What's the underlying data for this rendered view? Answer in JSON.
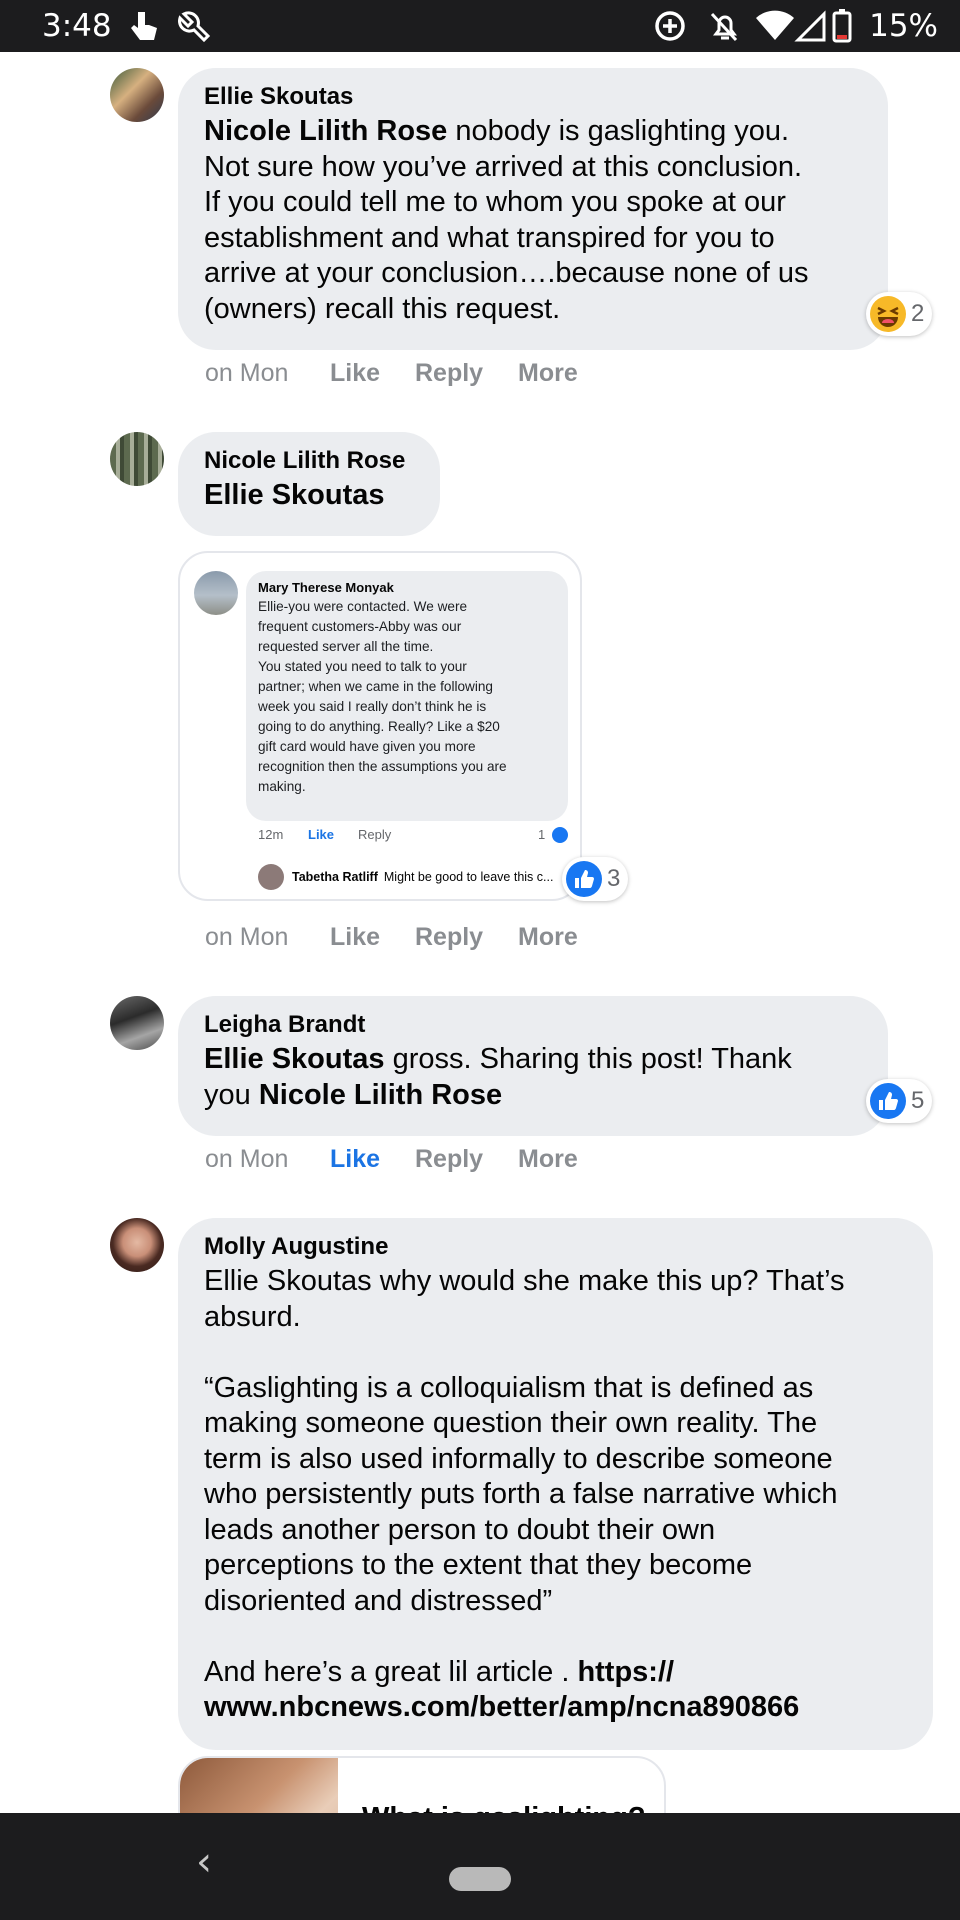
{
  "status_bar": {
    "time": "3:48",
    "battery": "15%",
    "icons": [
      "touch-icon",
      "wrench-icon",
      "data-saver-icon",
      "notifications-off-icon",
      "wifi-icon",
      "signal-icon",
      "battery-icon"
    ]
  },
  "colors": {
    "bubble": "#ebedf0",
    "like_blue": "#1877f2",
    "liked_text": "#1b74e4",
    "meta_gray": "#8a8d91"
  },
  "comments": [
    {
      "author": "Ellie Skoutas",
      "mention": "Nicole Lilith Rose",
      "body_lines": [
        " nobody is gaslighting you.",
        "Not sure how you’ve arrived at this conclusion.",
        "If you could tell me to whom you spoke at our",
        "establishment and what transpired for you to",
        "arrive at your conclusion….because none of us",
        "(owners) recall this request."
      ],
      "reaction": {
        "icon": "haha-icon",
        "count": "2"
      },
      "time": "on Mon",
      "like": "Like",
      "reply": "Reply",
      "more": "More"
    },
    {
      "author": "Nicole Lilith Rose",
      "mention": "Ellie Skoutas",
      "reaction": {
        "icon": "like-icon",
        "count": "3"
      },
      "time": "on Mon",
      "like": "Like",
      "reply": "Reply",
      "more": "More",
      "attachment": {
        "author": "Mary Therese Monyak",
        "lines": [
          "Ellie-you were contacted. We were",
          "frequent customers-Abby was our",
          "requested server all the time.",
          "You stated you need to talk to your",
          "partner; when we came in the following",
          "week you said I really don’t think he is",
          "going to do anything. Really? Like a $20",
          "gift card would have given you more",
          "recognition then the assumptions you are",
          "making."
        ],
        "time": "12m",
        "like": "Like",
        "reply": "Reply",
        "like_count": "1",
        "reply_author": "Tabetha Ratliff",
        "reply_text": "Might be good to leave this c..."
      }
    },
    {
      "author": "Leigha Brandt",
      "mention": "Ellie Skoutas",
      "body_line1_rest": " gross. Sharing this post! Thank",
      "body_line2_prefix": "you ",
      "mention2": "Nicole Lilith Rose",
      "reaction": {
        "icon": "like-icon",
        "count": "5"
      },
      "time": "on Mon",
      "like": "Like",
      "reply": "Reply",
      "more": "More"
    },
    {
      "author": "Molly Augustine",
      "para1": [
        "Ellie Skoutas why would she make this up? That’s",
        "absurd."
      ],
      "para2": [
        "“Gaslighting is a colloquialism that is defined as",
        "making someone question their own reality. The",
        "term is also used informally to describe someone",
        "who persistently puts forth a false narrative which",
        "leads another person to doubt their own",
        "perceptions to the extent that they become",
        "disoriented and distressed”"
      ],
      "para3_prefix": "And here’s a great lil article . ",
      "link_line1": "https://",
      "link_line2": "www.nbcnews.com/better/amp/ncna890866",
      "link_preview_title": "What is gaslighting?"
    }
  ],
  "nav": {
    "back": "‹"
  }
}
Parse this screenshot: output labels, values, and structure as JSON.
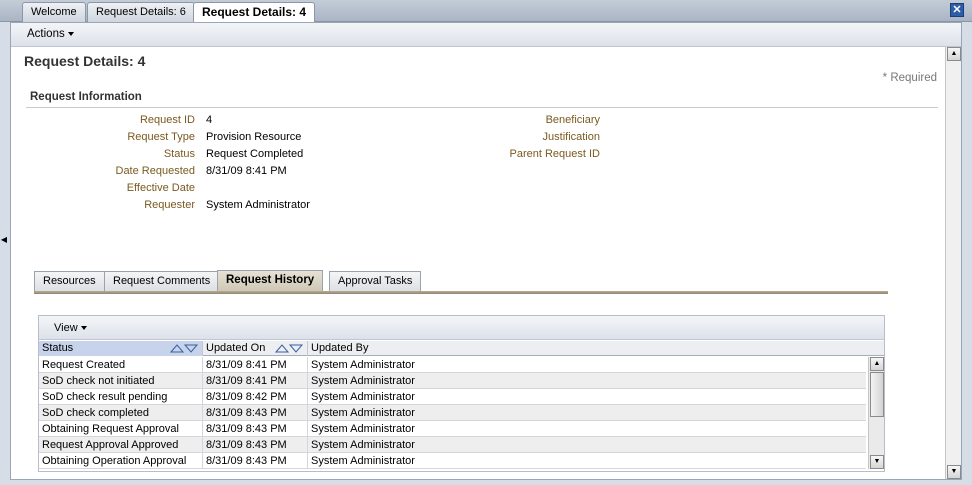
{
  "doc_tabs": [
    "Welcome",
    "Request Details: 6",
    "Request Details: 4"
  ],
  "close_label": "✕",
  "actions": {
    "label": "Actions"
  },
  "page": {
    "title": "Request Details: 4",
    "required_note": "* Required"
  },
  "section": {
    "title": "Request Information"
  },
  "fields_left": [
    {
      "label": "Request ID",
      "value": "4"
    },
    {
      "label": "Request Type",
      "value": "Provision Resource"
    },
    {
      "label": "Status",
      "value": "Request Completed"
    },
    {
      "label": "Date Requested",
      "value": "8/31/09 8:41 PM"
    },
    {
      "label": "Effective Date",
      "value": ""
    },
    {
      "label": "Requester",
      "value": "System Administrator"
    }
  ],
  "fields_right": [
    {
      "label": "Beneficiary",
      "value": ""
    },
    {
      "label": "Justification",
      "value": ""
    },
    {
      "label": "Parent Request ID",
      "value": ""
    }
  ],
  "detail_tabs": [
    "Resources",
    "Request Comments",
    "Request History",
    "Approval Tasks"
  ],
  "detail_tabs_active": "Request History",
  "table": {
    "view_label": "View",
    "columns": [
      "Status",
      "Updated On",
      "Updated By"
    ],
    "rows": [
      [
        "Request Created",
        "8/31/09 8:41 PM",
        "System Administrator"
      ],
      [
        "SoD check not initiated",
        "8/31/09 8:41 PM",
        "System Administrator"
      ],
      [
        "SoD check result pending",
        "8/31/09 8:42 PM",
        "System Administrator"
      ],
      [
        "SoD check completed",
        "8/31/09 8:43 PM",
        "System Administrator"
      ],
      [
        "Obtaining Request Approval",
        "8/31/09 8:43 PM",
        "System Administrator"
      ],
      [
        "Request Approval Approved",
        "8/31/09 8:43 PM",
        "System Administrator"
      ],
      [
        "Obtaining Operation Approval",
        "8/31/09 8:43 PM",
        "System Administrator"
      ]
    ]
  },
  "colors": {
    "label": "#7a5a20",
    "accent": "#2d5fa8",
    "tab_active": "#cfc8b6"
  }
}
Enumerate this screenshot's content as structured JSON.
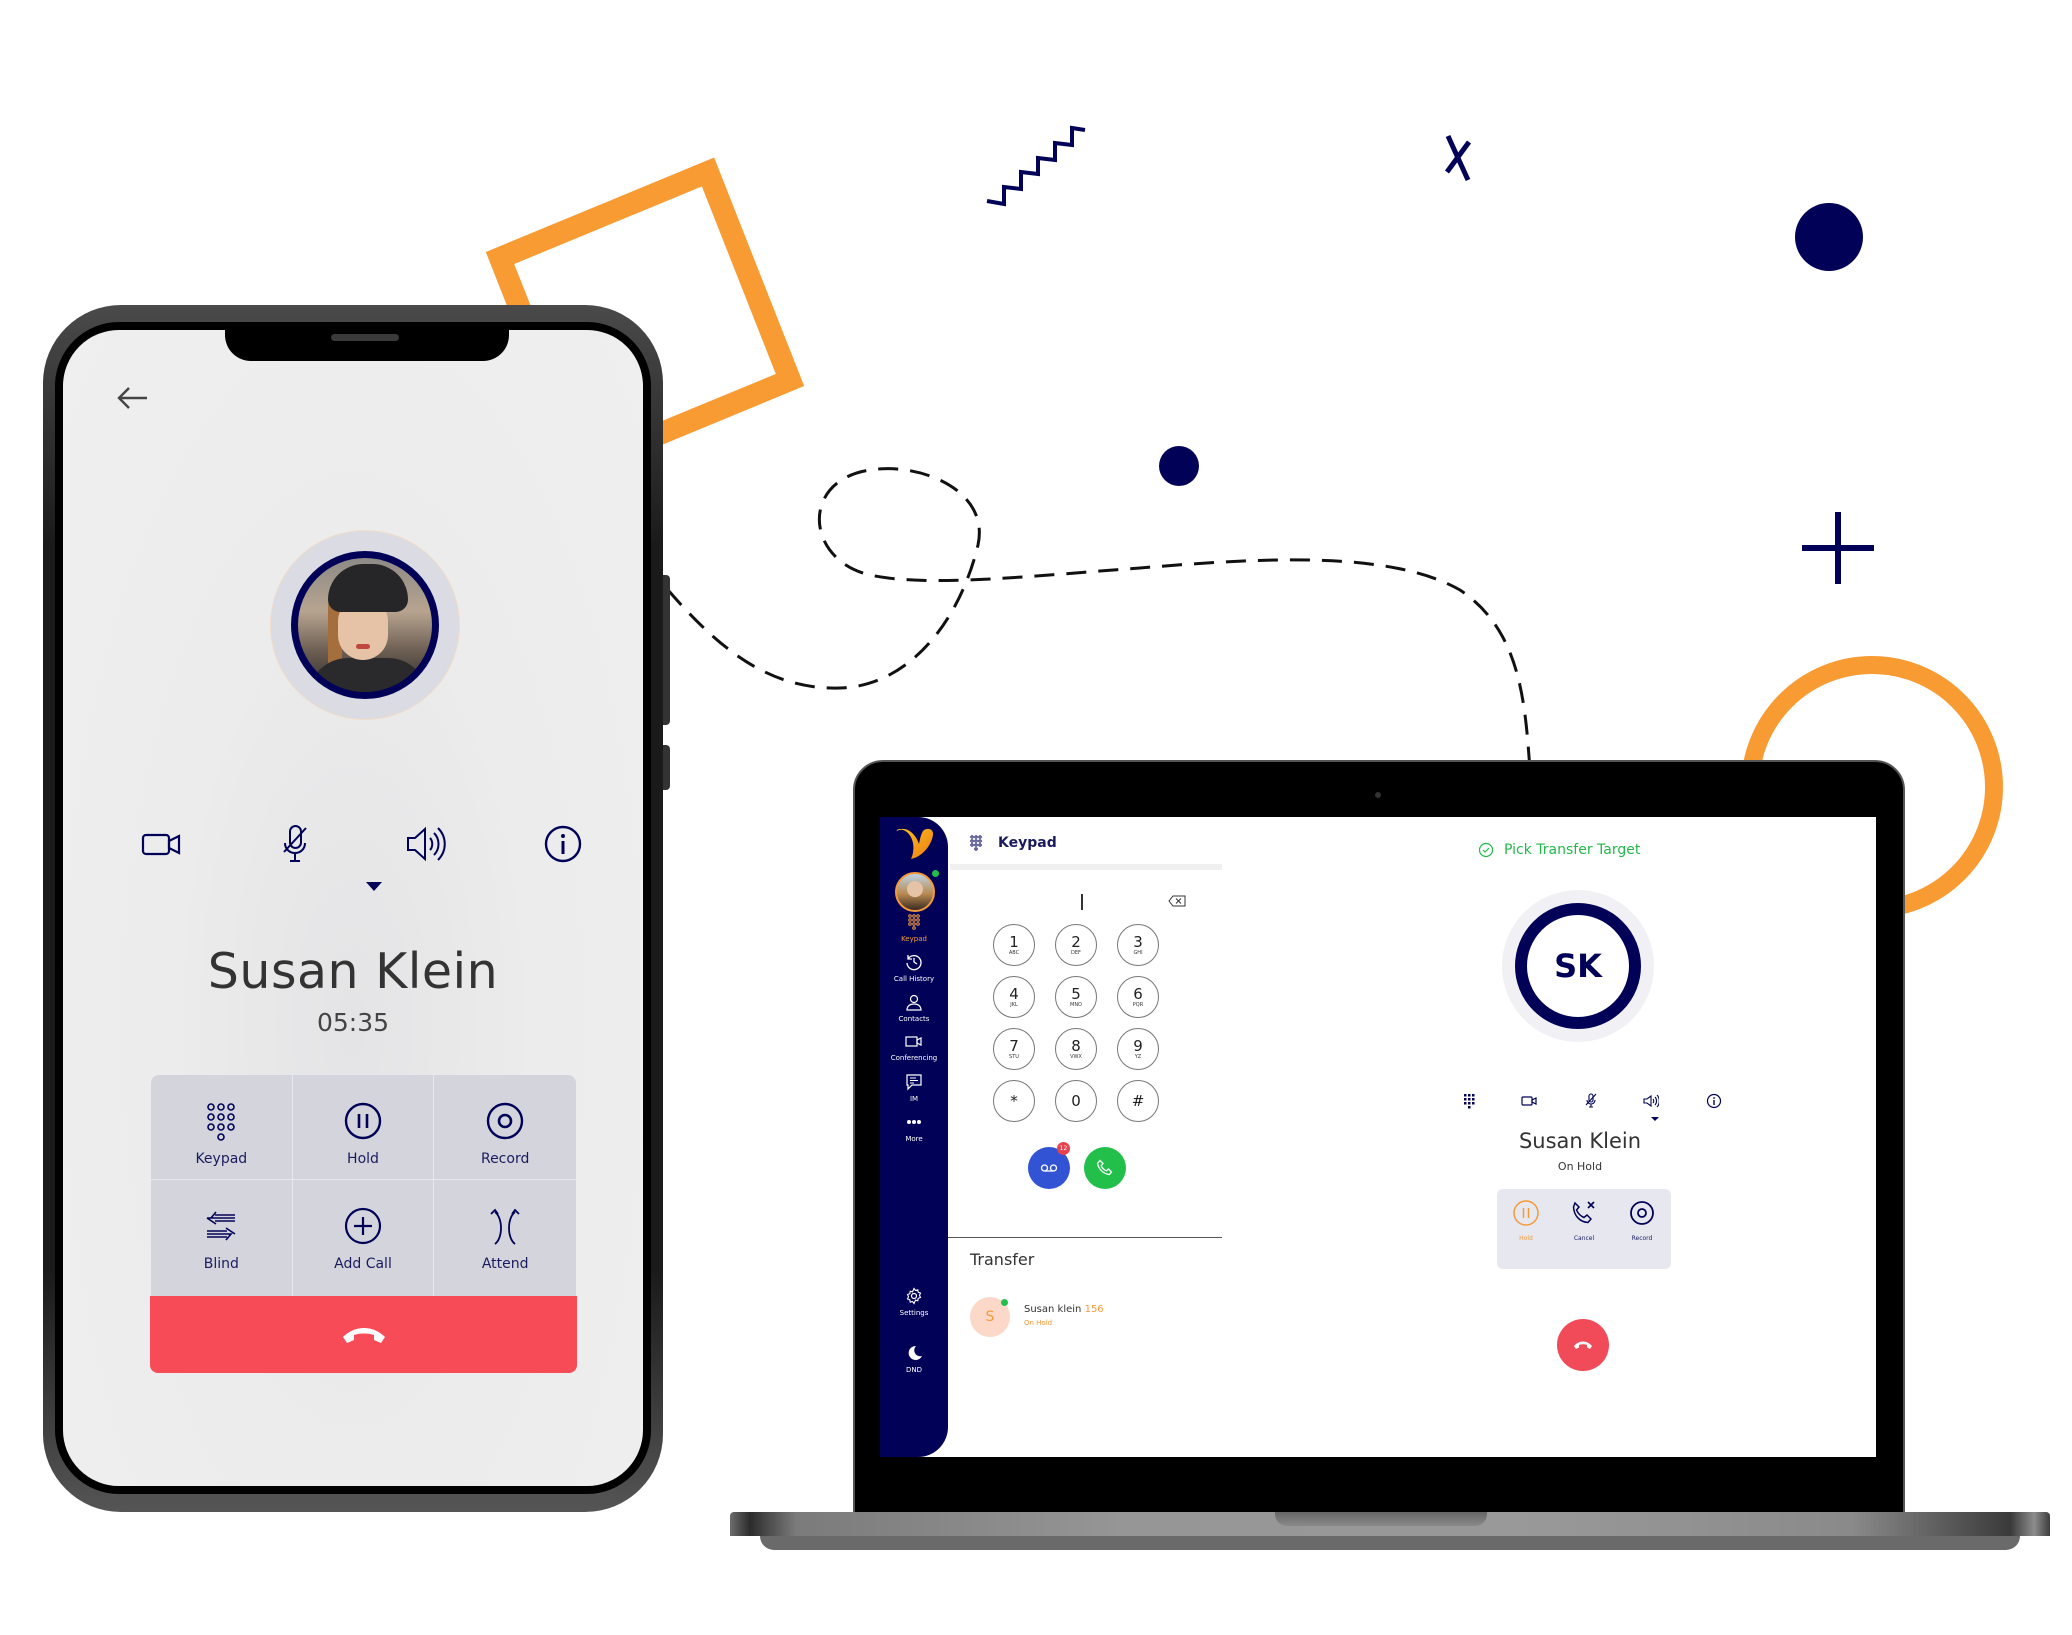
{
  "colors": {
    "navy": "#010257",
    "orange": "#f99b33",
    "end_call_red": "#f74b58",
    "call_green": "#22c04a",
    "voicemail_blue": "#3153d4",
    "status_green": "#22b84a"
  },
  "phone": {
    "back_icon": "arrow-left-icon",
    "controls": [
      {
        "name": "video",
        "icon": "video-camera-icon"
      },
      {
        "name": "mute",
        "icon": "microphone-off-icon"
      },
      {
        "name": "speaker",
        "icon": "speaker-icon"
      },
      {
        "name": "info",
        "icon": "info-icon"
      }
    ],
    "caller_name": "Susan Klein",
    "call_timer": "05:35",
    "actions": [
      {
        "label": "Keypad",
        "icon": "dialpad-icon"
      },
      {
        "label": "Hold",
        "icon": "pause-circle-icon"
      },
      {
        "label": "Record",
        "icon": "record-icon"
      },
      {
        "label": "Blind",
        "icon": "blind-transfer-icon"
      },
      {
        "label": "Add Call",
        "icon": "add-circle-icon"
      },
      {
        "label": "Attend",
        "icon": "attended-transfer-icon"
      }
    ],
    "end_call_icon": "hang-up-icon"
  },
  "laptop": {
    "sidebar": {
      "logo": "brand-logo",
      "items": [
        {
          "label": "Keypad",
          "icon": "dialpad-icon",
          "active": true
        },
        {
          "label": "Call History",
          "icon": "history-icon"
        },
        {
          "label": "Contacts",
          "icon": "contact-icon"
        },
        {
          "label": "Conferencing",
          "icon": "video-camera-icon"
        },
        {
          "label": "IM",
          "icon": "chat-icon"
        },
        {
          "label": "More",
          "icon": "more-dots-icon"
        },
        {
          "label": "Settings",
          "icon": "gear-icon"
        },
        {
          "label": "DND",
          "icon": "moon-icon"
        }
      ]
    },
    "keypad": {
      "title": "Keypad",
      "input_value": "",
      "keys": [
        {
          "digit": "1",
          "letters": "ABC"
        },
        {
          "digit": "2",
          "letters": "DEF"
        },
        {
          "digit": "3",
          "letters": "GHI"
        },
        {
          "digit": "4",
          "letters": "JKL"
        },
        {
          "digit": "5",
          "letters": "MNO"
        },
        {
          "digit": "6",
          "letters": "PQR"
        },
        {
          "digit": "7",
          "letters": "STU"
        },
        {
          "digit": "8",
          "letters": "VWX"
        },
        {
          "digit": "9",
          "letters": "YZ"
        },
        {
          "digit": "*",
          "letters": ""
        },
        {
          "digit": "0",
          "letters": ""
        },
        {
          "digit": "#",
          "letters": ""
        }
      ],
      "voicemail_count": "12"
    },
    "transfer": {
      "title": "Transfer",
      "items": [
        {
          "initial": "S",
          "name": "Susan klein",
          "extension": "156",
          "status": "On Hold"
        }
      ]
    },
    "call_panel": {
      "banner": "Pick Transfer Target",
      "initials": "SK",
      "controls": [
        {
          "name": "keypad",
          "icon": "dialpad-icon"
        },
        {
          "name": "video",
          "icon": "video-camera-icon"
        },
        {
          "name": "mute",
          "icon": "microphone-off-icon"
        },
        {
          "name": "speaker",
          "icon": "speaker-icon"
        },
        {
          "name": "info",
          "icon": "info-icon"
        }
      ],
      "caller_name": "Susan Klein",
      "status": "On Hold",
      "actions": [
        {
          "label": "Hold",
          "icon": "pause-circle-icon",
          "active": true
        },
        {
          "label": "Cancel",
          "icon": "call-cancel-icon"
        },
        {
          "label": "Record",
          "icon": "record-icon"
        }
      ]
    }
  }
}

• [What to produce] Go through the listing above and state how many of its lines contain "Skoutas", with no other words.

• [Answer below] 4